Being prepared and showing your boss that the added time and effort is advantageous will go a long way. Offering a 401(k) can grow their business, supplement their goals and maintain and engage new employees, which is critical in today’s job market. Taking the time to research beforehand and help whoever is in charge throughout the process may seem like the last item you want to add to your plate, but the benefits are twofold for you as well. Not only will you be able to start saving for retirement in a tax-advantaged way, but your employer may also notice your strategic drive, organization and initiative, which could benefit you as new company opportunities or initiatives arise.
Millennials and Roth IRA’s: Why the Two Make a Perfect Pair
Beginning in 2018, the new tax laws are officially implemented, which could spell a shift in take home pay for many workers. And, if your employer has begun using the new withholding tables, you could see a change in pay this month. The Congressional Budget Office has approximated that employers could withhold around $10-15 billion less from employees each month by utilizing the new withholding tables.
Many taxpayers may be wondering if they will actually see any of that $10-$15 billion on their regular paychecks? An increase in take-home pay will be based on the number of allowances you take, how often you are paid and if you file jointly or are a single filer.

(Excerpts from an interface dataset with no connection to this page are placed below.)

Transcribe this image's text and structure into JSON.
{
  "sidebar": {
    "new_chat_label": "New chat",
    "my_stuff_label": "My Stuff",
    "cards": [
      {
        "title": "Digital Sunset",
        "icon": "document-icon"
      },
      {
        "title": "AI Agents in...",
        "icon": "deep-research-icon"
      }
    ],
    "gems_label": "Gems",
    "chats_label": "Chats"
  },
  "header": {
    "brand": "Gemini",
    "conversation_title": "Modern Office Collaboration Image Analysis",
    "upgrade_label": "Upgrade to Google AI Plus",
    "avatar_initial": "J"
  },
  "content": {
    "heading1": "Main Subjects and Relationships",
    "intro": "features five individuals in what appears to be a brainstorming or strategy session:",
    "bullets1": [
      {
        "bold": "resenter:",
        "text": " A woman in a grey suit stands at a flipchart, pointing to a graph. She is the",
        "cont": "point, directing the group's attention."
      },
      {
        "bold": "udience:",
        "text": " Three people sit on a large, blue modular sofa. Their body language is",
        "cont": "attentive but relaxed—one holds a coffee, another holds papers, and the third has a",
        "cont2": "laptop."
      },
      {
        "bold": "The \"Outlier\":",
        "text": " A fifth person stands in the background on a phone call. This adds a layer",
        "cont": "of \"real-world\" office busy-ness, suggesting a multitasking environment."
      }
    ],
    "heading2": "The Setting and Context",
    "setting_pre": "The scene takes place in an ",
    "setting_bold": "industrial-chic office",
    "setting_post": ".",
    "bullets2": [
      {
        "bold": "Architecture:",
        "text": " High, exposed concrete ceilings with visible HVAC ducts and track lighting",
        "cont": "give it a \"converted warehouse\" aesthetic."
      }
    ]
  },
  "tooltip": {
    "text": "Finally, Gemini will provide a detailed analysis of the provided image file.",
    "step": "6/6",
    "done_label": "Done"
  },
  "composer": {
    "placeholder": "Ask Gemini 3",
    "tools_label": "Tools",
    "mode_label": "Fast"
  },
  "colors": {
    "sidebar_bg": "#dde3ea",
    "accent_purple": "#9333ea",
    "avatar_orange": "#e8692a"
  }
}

So, for the average single filer who makes between $46,000-$162,000 and is paid bi-weekly, your paycheck will likely increase between $40 and $190. For married filers who make between $61,000-$167,000, you could see a bi-weekly pay increase between $30 and $172.
However, there are other factors in play that could offset any pay increases taxpayers might see. While the federal tax cuts might increase take-home pay for the average workers, other changes in deductions might counteract a boost in pay. Although the federal tax rates changed, some state or local taxes may have increased for some workers. Many companies make health benefits or other benefit changes at the start of a new year as well, which would ultimately influence a worker’s final take-home amount.
Whether you see a pay increase or not, all employees should consider re-evaluating their withholding allowances. Why? Withholding tables are intended to provide a ballpark figure of how much tax should be taken from your pay, but this year’s estimation could be a bit looser than previous years.
The new tax laws change elements that affect how many allowances workers claim. For example, some personal exemptions have been eliminated, itemized deductions have been reduced and tax credits have been altered. The new withholding tables do incorporate the tax code changes, but taxpayers were not required to fill out a new W-4 form. Therefore, the number of allowances selected when your last W-4 was filed could be rather inaccurate now.
How do you know if your allowances need to be modified? Taxpayers can speak with a tax adviser to decide the correct withholding amounts. Another option is to use the new withholding calculator the IRS plans to release at the end of February, which is designed to help employees calculate if they are claiming too little or too much in light of the tax changes. If you do decide to change withholding amounts, you will need to submit new instructions to your employer.